According to Servais [svm55a], the arms with the blue boar's heads were granted
by Royal Decree on 11 February 1840. According to Van evers en heiligen. Wapens en vlaggen van de gemeenten in de provincie Antwerpen[pbd98], the colour of the boar's heads was changed to proper on 8 February 1994: the head is black, the tongue red, the tusks white and the eye white with a black pupil. The flag, which had been adopted earlier, does not seem to have been corrected either.
The municipal website gives the chapter of the book De aloude heerlijkheid Wommelgem by Jos Goolenaerts dedicated to the municipal arms of Wommelgem. The book was published in 1989, when the boar's heads were still depicted in blue on the arms.
In 1337, the municipal council of Wommelgem used a seal with three
fleurs-de-lis, borrowed to the neighbouring municipality of Immerseel.
In 1840, the municipality was granted arms that had belonged to the
family of de Neuf, Simon de Neuf being lord of Wommelgem and Immerseel
in 1776. The de Neuf family bore "Or three boar's heads azure 2 + 1".
The colour of the boar's heads on the de Neuf arms is, however,
controversial, so is the use of blue boar's heads on the arms of
Wommelgem. The boar's heads could also be black, and even the heraldic
litterature is quite confusing on that point.
Servais writes that Wommelgem was transferred in 1776 to Simon de Neuf,
whose ancestor Simon had married Jacqueline van Eversdijck and had been
ennobled in 1693, with the permission to bear his wife's family arms, a
golden shield with three boar's heads. The colour of the canting
charges (in Dutch, ever means "a boar") is not given explicitely by
Servais, who further writes: "The Municipal Council subequently used
golden arms with three boar's heads azure, those from the de Neuf
family, which had been granted to the Municipal Council by Royal Decree
on 11 February 1840." Servais refers to Vegiano's Nobiliaire des
Pays-Bas, et du comté de Bourgogne, whose 1868 edition says: "Simon de Neuf married Jacqueline van Eversdijck. Simone de Neuf was ennobled on 20 March 1693 with the arms of his wife, who was the last heir of her family. The arms are "Or three boar's heads proper". Image #1526 of the armorial attached to the book shown the arms of van Eversdijck but the
boar's heads are left blank; in the same armorial, the arms of de Neuf
are shown with black boar's heads.
Rietstap's Armorial Général describes the arms of de Neuf as "Or three boar's heads proper"; in the Armorial Général Illustré, by Victor and Henri Rolland, appended to Rietstap's descriptions, the boar's heads are shown in black on both the arms of van Eversdijck and de Neuf. The description also states that the crest's mantel is golden and black, the colours of the mantel being often taken from the shield of the arms. Baron Rijckman de Betz' Armorial Général de la Noblesse Belge describes the arms of de Neuf with boar's heads proper and crest's mantel or and sable.

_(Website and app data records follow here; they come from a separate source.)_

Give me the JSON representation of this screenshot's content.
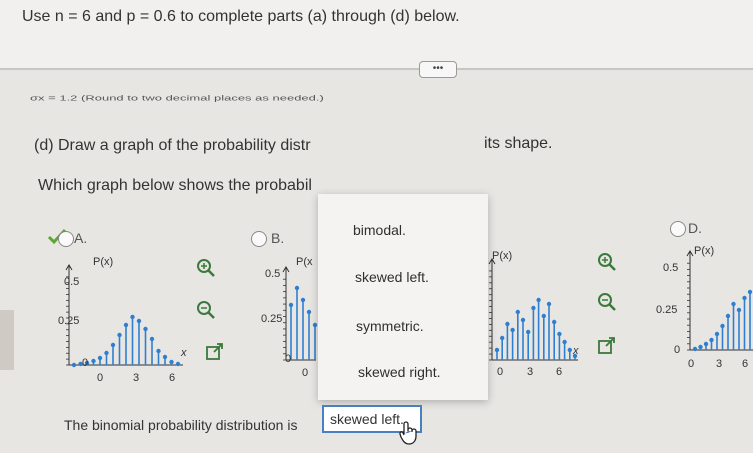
{
  "question": {
    "text": "Use n = 6 and p = 0.6 to complete parts (a) through (d) below."
  },
  "toolbar": {
    "more_label": "•••"
  },
  "part_c": {
    "text": "σx = 1.2 (Round to two decimal places as needed.)"
  },
  "part_d": {
    "prompt_left": "(d) Draw a graph of the probability distr",
    "prompt_right": "its shape.",
    "which_text": "Which graph below shows the probabil"
  },
  "options": [
    {
      "label": "A.",
      "selected": true,
      "ylabel": "P(x)",
      "yticks": [
        "0.5",
        "0.25",
        "0"
      ],
      "xticks": [
        "0",
        "3",
        "6"
      ]
    },
    {
      "label": "B.",
      "selected": false,
      "ylabel": "P(x",
      "yticks": [
        "0.5",
        "0.25",
        "0"
      ],
      "xticks": [
        "0"
      ]
    },
    {
      "label": "",
      "selected": false,
      "ylabel": "P(x)",
      "yticks": [],
      "xticks": [
        "0",
        "3",
        "6"
      ]
    },
    {
      "label": "D.",
      "selected": false,
      "ylabel": "P(x)",
      "yticks": [
        "0.5",
        "0.25",
        "0"
      ],
      "xticks": [
        "0",
        "3",
        "6"
      ]
    }
  ],
  "x_axis_label": "x",
  "dropdown": {
    "items": [
      "bimodal.",
      "skewed left.",
      "symmetric.",
      "skewed right."
    ]
  },
  "answer": {
    "prefix": "The binomial probability distribution is",
    "selected": "skewed left."
  },
  "colors": {
    "stem": "#2f7fd0",
    "check": "#5aa832",
    "highlight": "#4a7fc1"
  }
}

There are other images of the de Neuf arms that support the black
colour for the boar's heads on the arms. The church of Burcht keeps a
tombstone of the de Neuf family, on which the boar's heads are
represented with black hatching. On a porcelain dish owned by Pierre
Agie de Selsaeten, the boar's heads on the de Neuf arms are also black.
Finally, the last evidence for the black boar's heads is a
zielmispenning of Simon Jozef Karel de Neuf, the last lord of
Wommelgem, owned by the local history circle De Kaeck. A
zielmispenning was a coin minted specially for the funeral of a noble and distributed to the poors of the village; after the ceremony, the
coin could be swapped for bread, therefore its other name of
broodpenning. Made of yellow brass, the coin of the lord of Wommelgem shows on the obverse the arms of the defunct, with crest and
crest's mantel. The boar's heads have black hatchings, including the
boar issuing from the crest's crown.
Why the municipal arms of Wommelgem were designed with blue boar's
heads is still unknown.